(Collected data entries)
════════════════

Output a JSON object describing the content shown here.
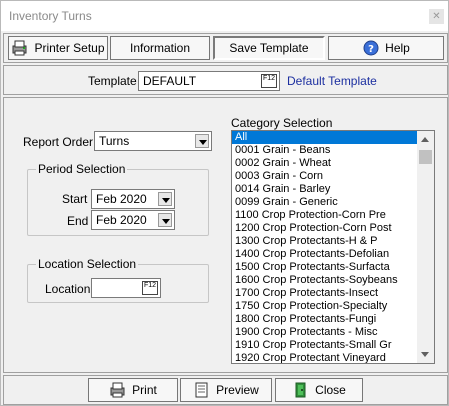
{
  "window": {
    "title": "Inventory Turns"
  },
  "toolbar": {
    "printer_setup": "Printer Setup",
    "information": "Information",
    "save_template": "Save Template",
    "help": "Help"
  },
  "template": {
    "label": "Template",
    "value": "DEFAULT",
    "f12": "F12",
    "description": "Default Template"
  },
  "report_order": {
    "label": "Report Order",
    "value": "Turns"
  },
  "period": {
    "legend": "Period Selection",
    "start_label": "Start",
    "start_value": "Feb 2020",
    "end_label": "End",
    "end_value": "Feb 2020"
  },
  "location": {
    "legend": "Location Selection",
    "label": "Location",
    "value": "",
    "f12": "F12"
  },
  "category": {
    "label": "Category Selection",
    "items": [
      "All",
      "0001 Grain - Beans",
      "0002 Grain - Wheat",
      "0003 Grain - Corn",
      "0014 Grain - Barley",
      "0099 Grain - Generic",
      "1100 Crop Protection-Corn Pre",
      "1200 Crop Protection-Corn Post",
      "1300 Crop Protectants-H & P",
      "1400 Crop Protectants-Defolian",
      "1500 Crop Protectants-Surfacta",
      "1600 Crop Protectants-Soybeans",
      "1700 Crop Protectants-Insect",
      "1750 Crop Protection-Specialty",
      "1800 Crop Protectants-Fungi",
      "1900 Crop Protectants - Misc",
      "1910 Crop Protectants-Small Gr",
      "1920 Crop Protectant Vineyard"
    ],
    "selected_index": 0
  },
  "bottom": {
    "print": "Print",
    "preview": "Preview",
    "close": "Close"
  },
  "colors": {
    "selection": "#0078d7",
    "link_blue": "#1c2fa0"
  }
}
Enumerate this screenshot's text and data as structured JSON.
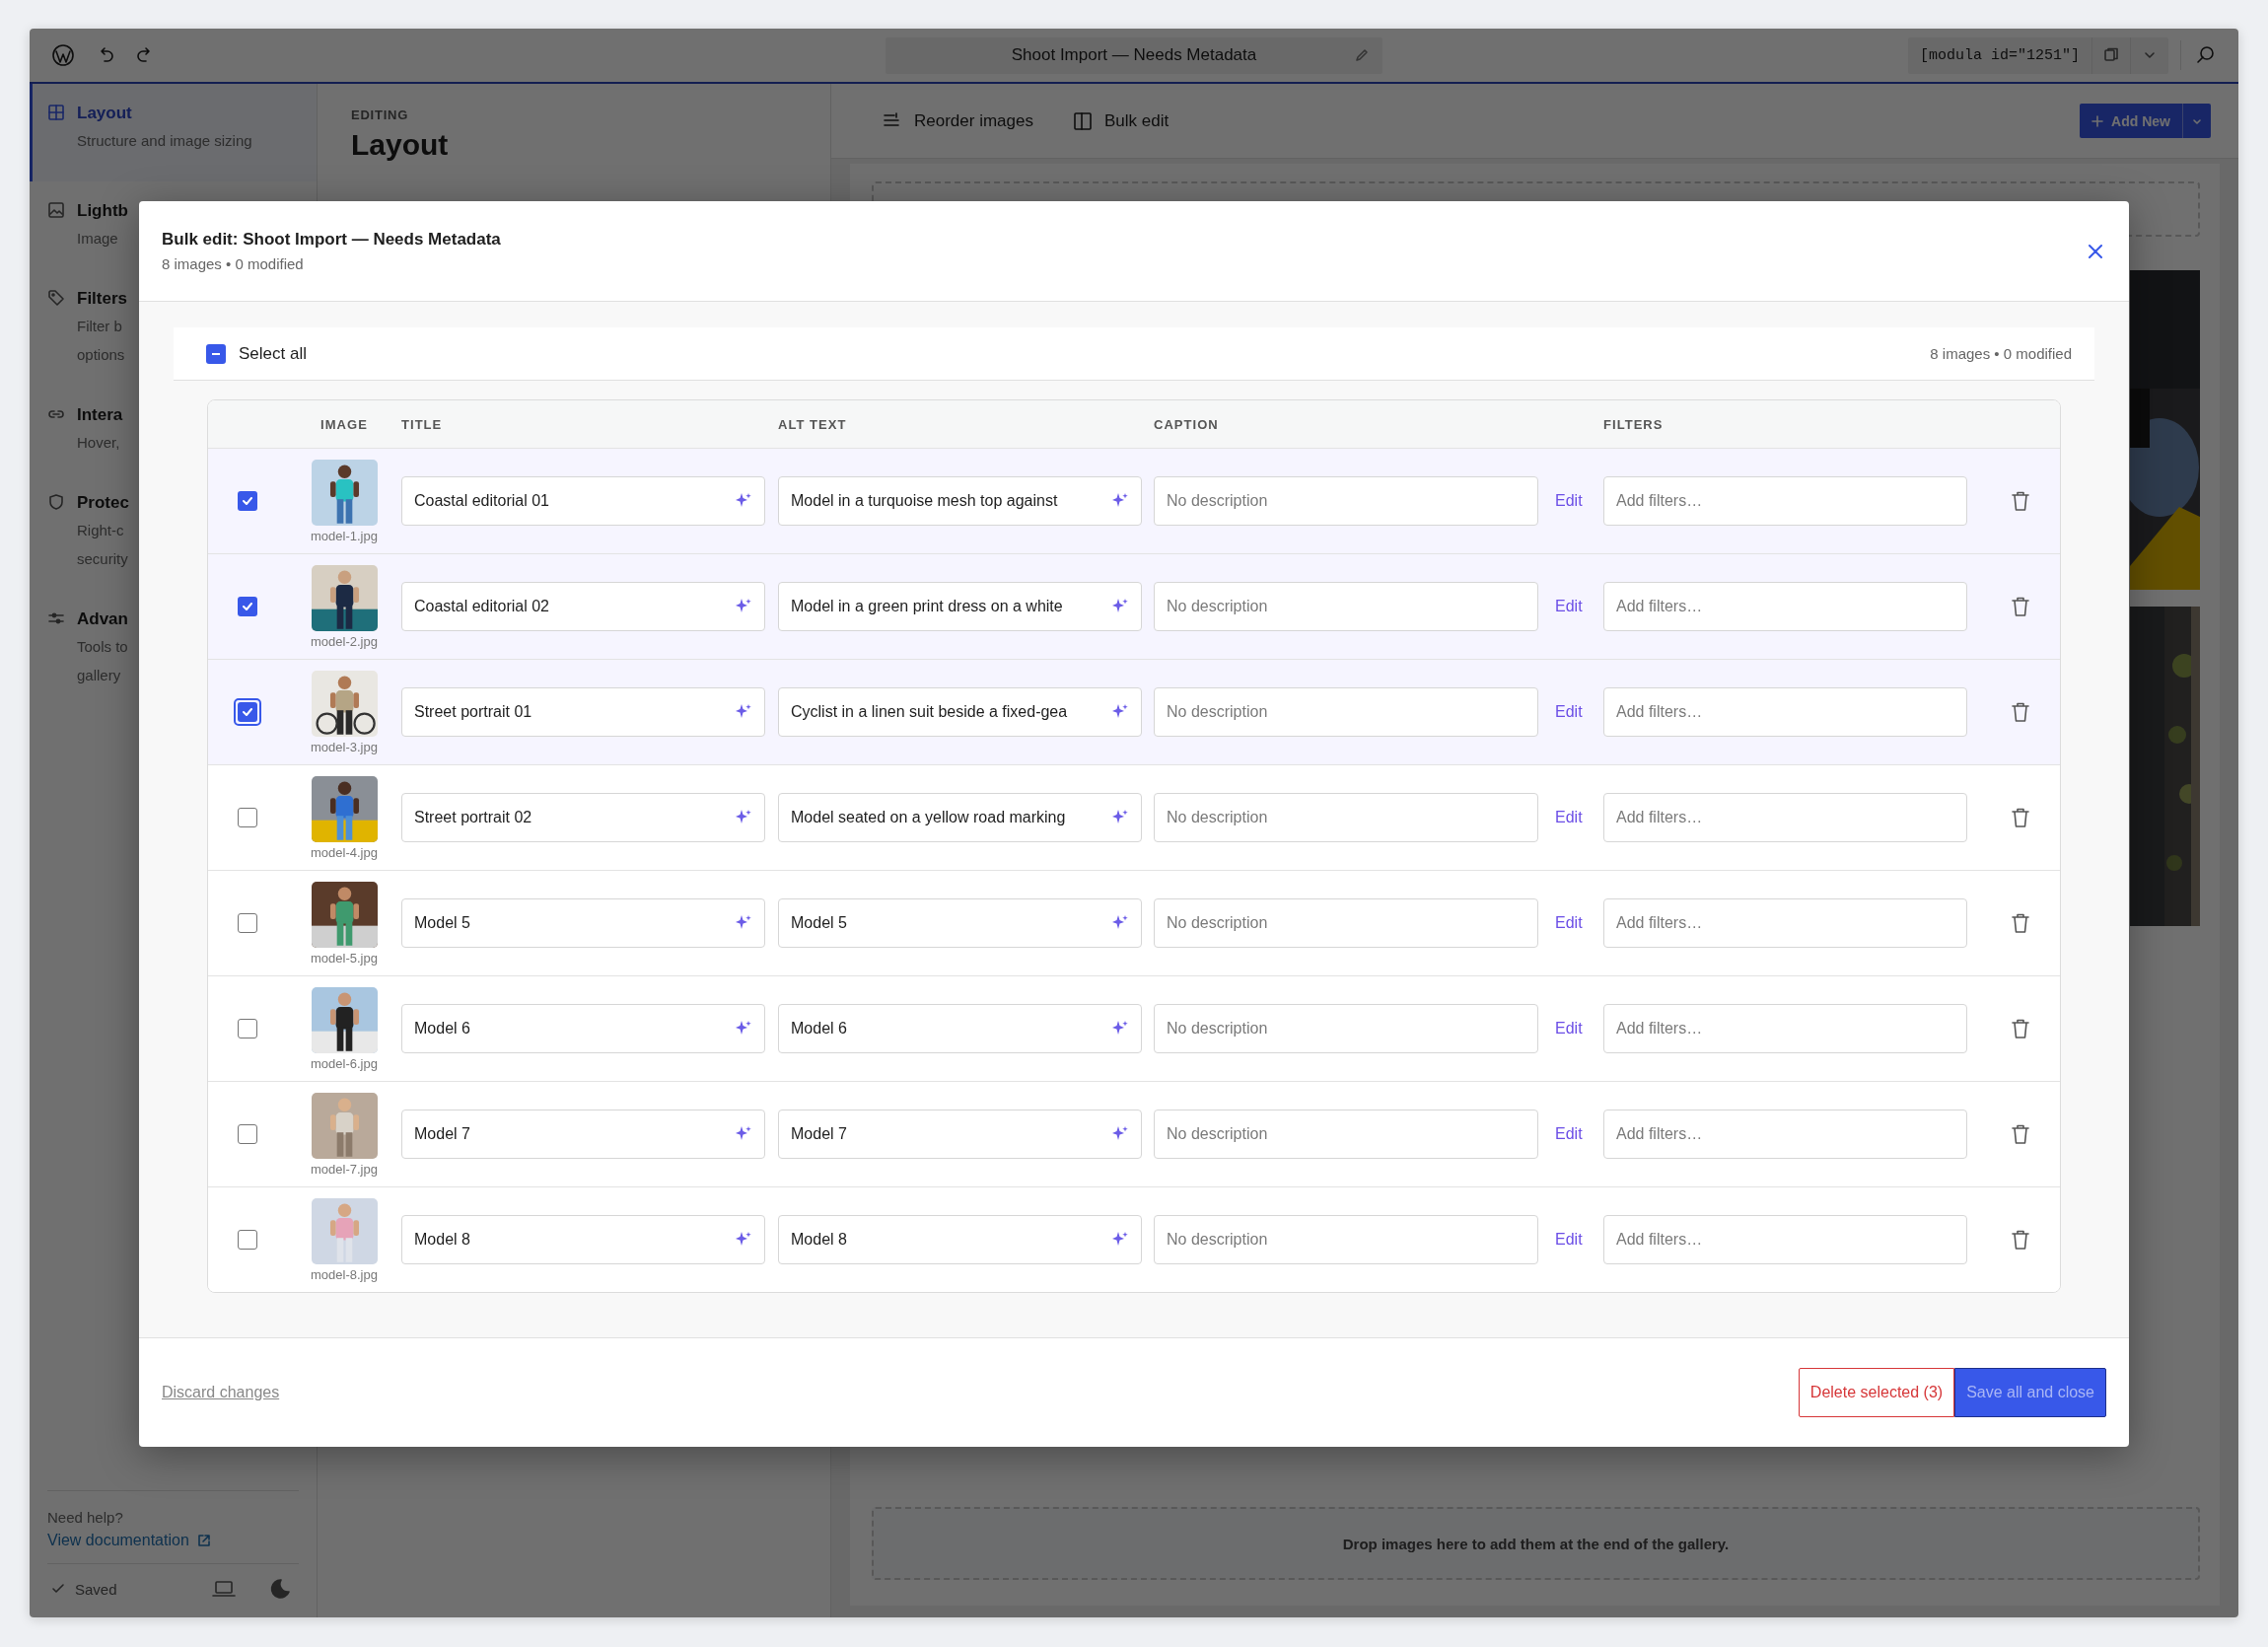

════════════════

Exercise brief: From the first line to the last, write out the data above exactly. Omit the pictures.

Answer space:
Output a JSON object describing the content shown here.
{
  "window": {
    "title": "Inventory Turns"
  },
  "toolbar": {
    "printer_setup": "Printer Setup",
    "information": "Information",
    "save_template": "Save Template",
    "help": "Help"
  },
  "template": {
    "label": "Template",
    "value": "DEFAULT",
    "f12": "F12",
    "description": "Default Template"
  },
  "report_order": {
    "label": "Report Order",
    "value": "Turns"
  },
  "period": {
    "legend": "Period Selection",
    "start_label": "Start",
    "start_value": "Feb 2020",
    "end_label": "End",
    "end_value": "Feb 2020"
  },
  "location": {
    "legend": "Location Selection",
    "label": "Location",
    "value": "",
    "f12": "F12"
  },
  "category": {
    "label": "Category Selection",
    "items": [
      "All",
      "0001 Grain - Beans",
      "0002 Grain - Wheat",
      "0003 Grain - Corn",
      "0014 Grain - Barley",
      "0099 Grain - Generic",
      "1100 Crop Protection-Corn Pre",
      "1200 Crop Protection-Corn Post",
      "1300 Crop Protectants-H & P",
      "1400 Crop Protectants-Defolian",
      "1500 Crop Protectants-Surfacta",
      "1600 Crop Protectants-Soybeans",
      "1700 Crop Protectants-Insect",
      "1750 Crop Protection-Specialty",
      "1800 Crop Protectants-Fungi",
      "1900 Crop Protectants - Misc",
      "1910 Crop Protectants-Small Gr",
      "1920 Crop Protectant Vineyard"
    ],
    "selected_index": 0
  },
  "bottom": {
    "print": "Print",
    "preview": "Preview",
    "close": "Close"
  },
  "colors": {
    "selection": "#0078d7",
    "link_blue": "#1c2fa0"
  }
}
Enumerate this screenshot's text and data as structured JSON.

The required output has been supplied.